As if on queue, The Washington Post has published the perfect follow up to my recent blog post "Get Moving to Stay Healthy." In their article, "The Health Hazards of Sitting," WP authors Bonnie Berkowitz and Patterson Clark highlight the ways prolonged sitting affects our organs, muscles, brain, neck, back and legs and increases our overall mortality.
In brief, here are the ways too much sitting is affecting you.
Over productive pancreas
Soft, flabby abs
Tight hip flexors
Low bone density
Trouble Up Top
Improper cervical vertebrae alignment
Sore shoulders and back
Hardened collagen around compressed discs
Greater risk for herniated lumbar disks
Because sitting is unavoidable, resolve to do it the right way when you must.
Understanding estrogen, progesterone, testosterone, thyroid, cortisol, insulin, etc. can be difficult; managing how they affect your body can be even more challenging. Hormone therapy has become the go-to treatment for many medical doctors, but there's a better, natural approach you should try first. Learning how to naturally manage hormonal imbalances such as fatigue, weight gain, and brain fog can dramatically improve your quality of life.
A recent article from MindBodyGreen does a great job of outlining natural ways to approach this all to common problem for both women and men. Here's the short list of natural approaches Dr. Shah recommends, but please be sure to read the full article to fully understand each recommendation.
These articles are just a few of the many recent stories to appear on this subject. Even the American Medical Association recognizes that prolonged periods of sitting are not good for your health.
A July 15 Dynamic Chiropractic article takes the notion of prolonged sitting as bad for your health to another level: "Sitting Is the New Smoking." In the article, Dr. Jeffrey Tucker looks at the issue of prolonged sitting from the perspective of the "core," which provides the force to stabilize and move the body, as a vital part of the equation.

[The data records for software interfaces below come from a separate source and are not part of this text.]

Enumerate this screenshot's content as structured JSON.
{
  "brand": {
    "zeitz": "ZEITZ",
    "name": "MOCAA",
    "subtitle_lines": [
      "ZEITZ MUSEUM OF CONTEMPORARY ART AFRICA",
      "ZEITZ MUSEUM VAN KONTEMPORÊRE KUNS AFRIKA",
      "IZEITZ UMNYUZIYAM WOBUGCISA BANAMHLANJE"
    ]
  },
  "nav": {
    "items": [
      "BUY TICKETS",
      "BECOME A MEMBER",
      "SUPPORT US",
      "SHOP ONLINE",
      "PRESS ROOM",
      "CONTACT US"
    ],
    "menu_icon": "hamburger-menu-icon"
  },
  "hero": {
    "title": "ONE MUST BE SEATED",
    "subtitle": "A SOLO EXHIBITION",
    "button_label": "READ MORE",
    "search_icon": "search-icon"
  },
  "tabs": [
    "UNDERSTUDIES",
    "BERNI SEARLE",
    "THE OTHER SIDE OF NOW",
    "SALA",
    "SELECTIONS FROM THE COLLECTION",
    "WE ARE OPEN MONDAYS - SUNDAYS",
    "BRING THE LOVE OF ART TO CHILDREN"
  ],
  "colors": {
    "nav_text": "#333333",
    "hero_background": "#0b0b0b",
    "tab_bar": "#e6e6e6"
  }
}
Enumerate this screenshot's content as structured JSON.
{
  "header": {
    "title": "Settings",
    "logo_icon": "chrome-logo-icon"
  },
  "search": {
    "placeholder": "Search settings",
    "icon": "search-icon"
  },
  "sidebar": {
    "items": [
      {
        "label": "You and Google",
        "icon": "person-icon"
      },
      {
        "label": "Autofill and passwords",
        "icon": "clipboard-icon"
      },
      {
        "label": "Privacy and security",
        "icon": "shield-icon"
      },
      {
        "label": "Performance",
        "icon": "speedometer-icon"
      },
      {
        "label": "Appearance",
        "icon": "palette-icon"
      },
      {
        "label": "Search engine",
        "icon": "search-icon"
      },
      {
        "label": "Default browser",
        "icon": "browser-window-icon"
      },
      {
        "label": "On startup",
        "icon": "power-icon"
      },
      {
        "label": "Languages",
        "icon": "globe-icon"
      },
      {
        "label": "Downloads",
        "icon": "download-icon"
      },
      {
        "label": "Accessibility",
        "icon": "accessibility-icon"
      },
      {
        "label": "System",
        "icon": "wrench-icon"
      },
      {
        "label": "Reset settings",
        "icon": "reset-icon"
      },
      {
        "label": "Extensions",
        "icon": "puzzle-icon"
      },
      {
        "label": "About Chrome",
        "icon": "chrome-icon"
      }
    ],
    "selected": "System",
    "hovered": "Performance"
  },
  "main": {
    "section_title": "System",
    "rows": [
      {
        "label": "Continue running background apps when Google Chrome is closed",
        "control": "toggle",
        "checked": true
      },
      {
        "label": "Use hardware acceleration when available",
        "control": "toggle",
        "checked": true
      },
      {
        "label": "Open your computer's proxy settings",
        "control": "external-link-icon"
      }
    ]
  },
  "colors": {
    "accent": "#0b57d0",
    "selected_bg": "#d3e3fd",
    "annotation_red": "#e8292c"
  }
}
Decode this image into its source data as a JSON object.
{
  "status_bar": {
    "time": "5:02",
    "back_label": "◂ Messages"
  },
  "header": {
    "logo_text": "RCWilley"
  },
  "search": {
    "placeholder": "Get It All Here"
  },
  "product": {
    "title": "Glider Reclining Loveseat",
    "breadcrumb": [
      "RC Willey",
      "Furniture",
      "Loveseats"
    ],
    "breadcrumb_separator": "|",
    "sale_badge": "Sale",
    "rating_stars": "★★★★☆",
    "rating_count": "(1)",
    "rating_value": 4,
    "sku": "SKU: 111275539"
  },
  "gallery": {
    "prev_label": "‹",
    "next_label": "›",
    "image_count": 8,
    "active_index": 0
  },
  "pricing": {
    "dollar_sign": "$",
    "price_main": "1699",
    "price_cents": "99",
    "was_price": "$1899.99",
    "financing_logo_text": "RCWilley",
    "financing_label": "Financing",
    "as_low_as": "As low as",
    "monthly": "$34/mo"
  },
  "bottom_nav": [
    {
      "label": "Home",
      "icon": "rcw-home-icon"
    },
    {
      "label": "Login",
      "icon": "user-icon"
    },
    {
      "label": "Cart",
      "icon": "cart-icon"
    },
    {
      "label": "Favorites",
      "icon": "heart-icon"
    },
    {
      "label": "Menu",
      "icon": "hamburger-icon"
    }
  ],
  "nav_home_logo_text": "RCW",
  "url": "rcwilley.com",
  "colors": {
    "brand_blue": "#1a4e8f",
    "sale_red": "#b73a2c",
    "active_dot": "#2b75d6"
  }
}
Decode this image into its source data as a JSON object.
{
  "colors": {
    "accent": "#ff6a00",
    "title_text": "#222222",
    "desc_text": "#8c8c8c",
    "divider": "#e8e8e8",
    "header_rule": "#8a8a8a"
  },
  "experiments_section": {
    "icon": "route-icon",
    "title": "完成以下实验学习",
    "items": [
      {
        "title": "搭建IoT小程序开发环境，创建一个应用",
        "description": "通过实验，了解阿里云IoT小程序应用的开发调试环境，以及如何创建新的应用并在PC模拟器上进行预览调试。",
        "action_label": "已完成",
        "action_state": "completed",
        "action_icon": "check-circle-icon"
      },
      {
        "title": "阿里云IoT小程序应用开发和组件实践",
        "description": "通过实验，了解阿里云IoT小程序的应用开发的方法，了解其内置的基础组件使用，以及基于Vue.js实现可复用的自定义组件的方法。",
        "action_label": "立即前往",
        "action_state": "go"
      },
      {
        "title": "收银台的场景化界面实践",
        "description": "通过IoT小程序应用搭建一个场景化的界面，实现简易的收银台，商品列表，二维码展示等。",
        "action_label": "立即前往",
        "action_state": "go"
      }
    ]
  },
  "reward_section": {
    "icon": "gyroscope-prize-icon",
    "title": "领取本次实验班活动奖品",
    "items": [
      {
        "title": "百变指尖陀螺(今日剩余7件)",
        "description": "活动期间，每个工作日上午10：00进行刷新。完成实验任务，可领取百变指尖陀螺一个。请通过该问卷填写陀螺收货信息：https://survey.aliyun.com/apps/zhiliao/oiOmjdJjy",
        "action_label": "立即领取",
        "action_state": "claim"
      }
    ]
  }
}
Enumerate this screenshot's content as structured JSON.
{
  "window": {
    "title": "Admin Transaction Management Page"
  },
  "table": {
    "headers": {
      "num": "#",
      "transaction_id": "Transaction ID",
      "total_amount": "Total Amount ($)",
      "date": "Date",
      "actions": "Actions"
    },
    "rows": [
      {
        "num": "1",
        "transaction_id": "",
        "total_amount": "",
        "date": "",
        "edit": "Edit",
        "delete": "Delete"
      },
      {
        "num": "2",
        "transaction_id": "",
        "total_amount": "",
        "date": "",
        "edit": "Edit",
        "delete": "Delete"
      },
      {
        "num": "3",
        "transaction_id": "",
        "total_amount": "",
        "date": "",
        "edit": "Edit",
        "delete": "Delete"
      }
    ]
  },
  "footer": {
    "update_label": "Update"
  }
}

There's plenty of buzz around nutritional wellness including a wide range of supplements to support a healthy lifestyle. Sorting through the hype and rows and rows of supplements that line the "health" section at your local store is not always easy. One of the most important things you should be thinking about is gut health.
While it doesn't sound appealing to think about it's something that should be top of mind. The Huffington Post's "Prebiotics and Probiotics: The Importance of Gut Health" does a nice job of explaining the necessity of taking care of your gut health. I strongly recommend including a probiotic in your daily supplement regime. Here's why:
"Prebiotics are the non-digestible carbohydrates that stimulate growth and activity of bacteria in our digestive systems. Prebiotics are found naturally in cruciferous vegetables such as broccoli, cabbage, cauliflower, kale, radish, asparagus, and whole grains.
Probiotics are mostly bacteria, which assist in the ma...
One thing that differentiates chiropractic providers is the different modalities they use to treat patients. Standard adjustments in addition to other therapies are the key to successfully treating back pain and creating healthy living for patients. Active Release Technique (ART), a combination of focused stretching and addressing issues of scar tissue to treat pain in ligaments, nerves, tendons and muscles, is one of my preferred therapies for relieving muscle tightness to improve back health. The benefit of ART therapy is that it breaks down scar tissue on and in between the muscles by applying pressure with the hands to lengthen the tissue.